While recognizing the significance of the holdings in these two cases plaintiff maintains that we must look at the totality of the circumstances from which the transfer in question cannot be severed. He argues that looking at it from this posture there are two factors in the instant case that distinguish it from Collins and Bradbury: (1) that this transaction was motivated by a legitimate business purpose and was not employed by plaintiff as a device to withdraw money from Industrial, and (2) that the same net result could have been obtained by other means without giving rise to a taxable distribution.
That the transaction was motivated by a legitimate business purpose is not disputed.5 But where, as here, the taxpayer is the sole or dominant stockholder of the distributing corporation, motive is irrelevant. For motive to have any meaningful significance at least the line between the shareholder and the corporation must be more sharply drawn than it is in this case. Bradbury, supra at 118. The real question here is what was accomplished by this transaction. The answer is that plaintiff received an unfettered indebtedness.6 At least to the extent that profits were available, this was equivalent to a dividend, whether or not the taxpayer chose to think of it as such.
Nor are we persuaded by plaintiff's second contention that he could have accomplished the same result by other means without these tax consequences.
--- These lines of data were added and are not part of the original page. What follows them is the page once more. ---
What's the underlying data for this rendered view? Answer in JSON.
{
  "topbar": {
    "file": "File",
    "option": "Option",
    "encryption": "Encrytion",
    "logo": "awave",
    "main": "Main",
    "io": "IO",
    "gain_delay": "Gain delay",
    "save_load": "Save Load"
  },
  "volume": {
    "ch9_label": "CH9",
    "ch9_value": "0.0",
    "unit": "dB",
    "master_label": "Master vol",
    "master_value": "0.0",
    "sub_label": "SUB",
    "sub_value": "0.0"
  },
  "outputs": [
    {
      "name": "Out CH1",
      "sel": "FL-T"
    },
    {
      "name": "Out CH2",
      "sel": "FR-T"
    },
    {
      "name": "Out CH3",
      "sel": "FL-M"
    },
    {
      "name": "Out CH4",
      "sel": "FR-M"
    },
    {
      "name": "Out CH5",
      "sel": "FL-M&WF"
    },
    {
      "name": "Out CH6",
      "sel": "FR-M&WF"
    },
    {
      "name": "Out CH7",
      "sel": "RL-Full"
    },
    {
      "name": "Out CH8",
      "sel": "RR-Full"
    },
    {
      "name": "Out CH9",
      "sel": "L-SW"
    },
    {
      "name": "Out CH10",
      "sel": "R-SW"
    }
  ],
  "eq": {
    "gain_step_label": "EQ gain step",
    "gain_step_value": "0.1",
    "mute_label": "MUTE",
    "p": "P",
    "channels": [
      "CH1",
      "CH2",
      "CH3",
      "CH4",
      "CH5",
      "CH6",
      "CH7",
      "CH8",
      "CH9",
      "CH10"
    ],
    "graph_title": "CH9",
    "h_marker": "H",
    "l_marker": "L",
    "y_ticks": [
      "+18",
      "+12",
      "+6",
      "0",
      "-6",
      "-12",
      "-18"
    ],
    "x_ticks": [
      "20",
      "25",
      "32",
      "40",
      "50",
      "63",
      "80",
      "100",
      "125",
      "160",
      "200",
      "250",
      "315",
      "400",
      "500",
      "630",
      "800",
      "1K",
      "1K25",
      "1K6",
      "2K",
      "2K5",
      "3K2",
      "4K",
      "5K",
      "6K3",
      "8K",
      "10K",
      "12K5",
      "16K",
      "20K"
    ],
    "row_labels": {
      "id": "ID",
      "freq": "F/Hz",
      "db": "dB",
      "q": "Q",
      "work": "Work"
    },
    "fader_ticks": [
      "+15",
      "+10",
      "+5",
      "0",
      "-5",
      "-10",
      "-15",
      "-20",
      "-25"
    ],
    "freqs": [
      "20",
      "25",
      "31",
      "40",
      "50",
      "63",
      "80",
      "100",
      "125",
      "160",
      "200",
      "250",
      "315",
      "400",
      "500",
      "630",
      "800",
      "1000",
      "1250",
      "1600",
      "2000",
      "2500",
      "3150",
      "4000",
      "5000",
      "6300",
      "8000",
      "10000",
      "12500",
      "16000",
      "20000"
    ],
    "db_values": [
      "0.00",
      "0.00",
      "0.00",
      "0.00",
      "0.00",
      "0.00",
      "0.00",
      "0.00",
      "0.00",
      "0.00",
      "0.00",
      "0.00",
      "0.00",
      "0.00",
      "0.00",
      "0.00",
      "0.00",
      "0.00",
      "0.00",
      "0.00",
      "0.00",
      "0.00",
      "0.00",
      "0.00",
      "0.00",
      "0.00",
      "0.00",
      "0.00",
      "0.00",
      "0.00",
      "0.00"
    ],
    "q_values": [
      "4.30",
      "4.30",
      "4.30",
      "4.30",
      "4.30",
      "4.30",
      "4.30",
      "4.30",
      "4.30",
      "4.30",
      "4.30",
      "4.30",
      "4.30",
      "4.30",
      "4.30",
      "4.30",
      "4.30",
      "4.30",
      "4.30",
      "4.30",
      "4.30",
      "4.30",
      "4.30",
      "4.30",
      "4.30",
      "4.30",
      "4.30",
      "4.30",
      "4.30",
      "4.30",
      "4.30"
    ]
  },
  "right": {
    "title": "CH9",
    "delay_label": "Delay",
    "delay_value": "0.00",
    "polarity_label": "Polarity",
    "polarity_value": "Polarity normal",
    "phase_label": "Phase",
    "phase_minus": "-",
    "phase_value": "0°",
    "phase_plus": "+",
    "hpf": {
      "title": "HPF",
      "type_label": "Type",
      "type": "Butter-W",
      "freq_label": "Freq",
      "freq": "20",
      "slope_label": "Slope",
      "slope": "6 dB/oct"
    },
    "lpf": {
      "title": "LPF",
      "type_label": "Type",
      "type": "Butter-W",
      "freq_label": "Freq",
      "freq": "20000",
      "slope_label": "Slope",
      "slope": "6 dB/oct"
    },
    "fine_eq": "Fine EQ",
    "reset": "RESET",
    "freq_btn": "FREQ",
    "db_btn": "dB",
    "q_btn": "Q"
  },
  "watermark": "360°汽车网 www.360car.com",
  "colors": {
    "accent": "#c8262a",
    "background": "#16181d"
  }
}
As we said in Collins, supra 300 F.2d at 825: "* * * once a taxpayer elects a particular mode of business procedure, he cannot avoid the statutory ramifications of his action by indicating results whch might have obtained under alternate procedures."
Sections 302(b) (1) and 304(a) (1), Internal Revenue Code of 1954, 26 U.S.C. §§ 302(b) (1), 304(a) (1)
Its accumulated earnings and profits as of that date were $120,070.80
This return was filed on a cash receipts and disbursements basis
Wiseman v. United States, 259 F.Supp. 90 (D.Me.1966)
The trial court found that "the purpose of the transaction was to enable Industrial to obtain a tax loss upon the liquidation of Southern." 259 F.Supp. at 99
Plaintiff argues that he did not "receive property," 26 U.S.C. § 304, when the corporation merely entered an indebtedness on its books. Not only was the indebtedness noted without restrictions on time of payment, but plaintiff as sole stockholder of the corporation had the power to command payment at any time. Therefore, the district court was correct in treating the transaction as equivalent to a cash payment. Cf. Bazley v. Commissioner of Internal Revenue, 331 U.S. 737, 742, 67 S.Ct. 1489, 91 L.Ed. 1782 (1947);Bradbury, supra.